### Exercise instructions:
Whenever a line below includes "check", add it to the tally, then give the total and nothing more.

(Dataset rows describing interfaces)
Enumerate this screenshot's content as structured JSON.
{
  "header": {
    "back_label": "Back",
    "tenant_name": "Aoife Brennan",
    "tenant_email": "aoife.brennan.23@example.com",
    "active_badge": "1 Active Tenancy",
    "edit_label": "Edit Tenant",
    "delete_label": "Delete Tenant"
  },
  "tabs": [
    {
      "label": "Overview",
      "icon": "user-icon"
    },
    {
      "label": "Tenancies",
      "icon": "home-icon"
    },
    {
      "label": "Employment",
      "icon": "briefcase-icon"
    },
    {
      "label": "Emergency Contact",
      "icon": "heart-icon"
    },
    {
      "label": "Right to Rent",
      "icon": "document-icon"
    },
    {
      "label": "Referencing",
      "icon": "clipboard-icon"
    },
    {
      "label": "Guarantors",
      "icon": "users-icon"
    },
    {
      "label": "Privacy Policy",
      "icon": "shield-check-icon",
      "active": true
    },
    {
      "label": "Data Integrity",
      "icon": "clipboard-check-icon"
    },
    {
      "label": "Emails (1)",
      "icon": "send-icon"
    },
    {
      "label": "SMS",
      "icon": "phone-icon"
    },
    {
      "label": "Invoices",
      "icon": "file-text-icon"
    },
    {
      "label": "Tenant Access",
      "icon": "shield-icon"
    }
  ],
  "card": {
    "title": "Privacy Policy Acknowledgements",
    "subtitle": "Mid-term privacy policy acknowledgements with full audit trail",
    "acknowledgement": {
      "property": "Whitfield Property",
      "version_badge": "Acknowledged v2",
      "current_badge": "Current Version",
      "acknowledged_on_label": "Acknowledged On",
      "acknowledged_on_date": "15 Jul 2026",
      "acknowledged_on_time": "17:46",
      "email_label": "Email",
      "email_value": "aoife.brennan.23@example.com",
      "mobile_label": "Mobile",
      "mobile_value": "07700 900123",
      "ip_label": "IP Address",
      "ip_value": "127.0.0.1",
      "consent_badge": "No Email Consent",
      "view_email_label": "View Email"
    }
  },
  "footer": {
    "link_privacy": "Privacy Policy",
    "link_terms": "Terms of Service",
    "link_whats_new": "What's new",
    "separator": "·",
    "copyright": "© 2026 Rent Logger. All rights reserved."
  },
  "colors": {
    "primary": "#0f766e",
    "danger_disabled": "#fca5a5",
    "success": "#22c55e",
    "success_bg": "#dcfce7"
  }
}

### Reply:
2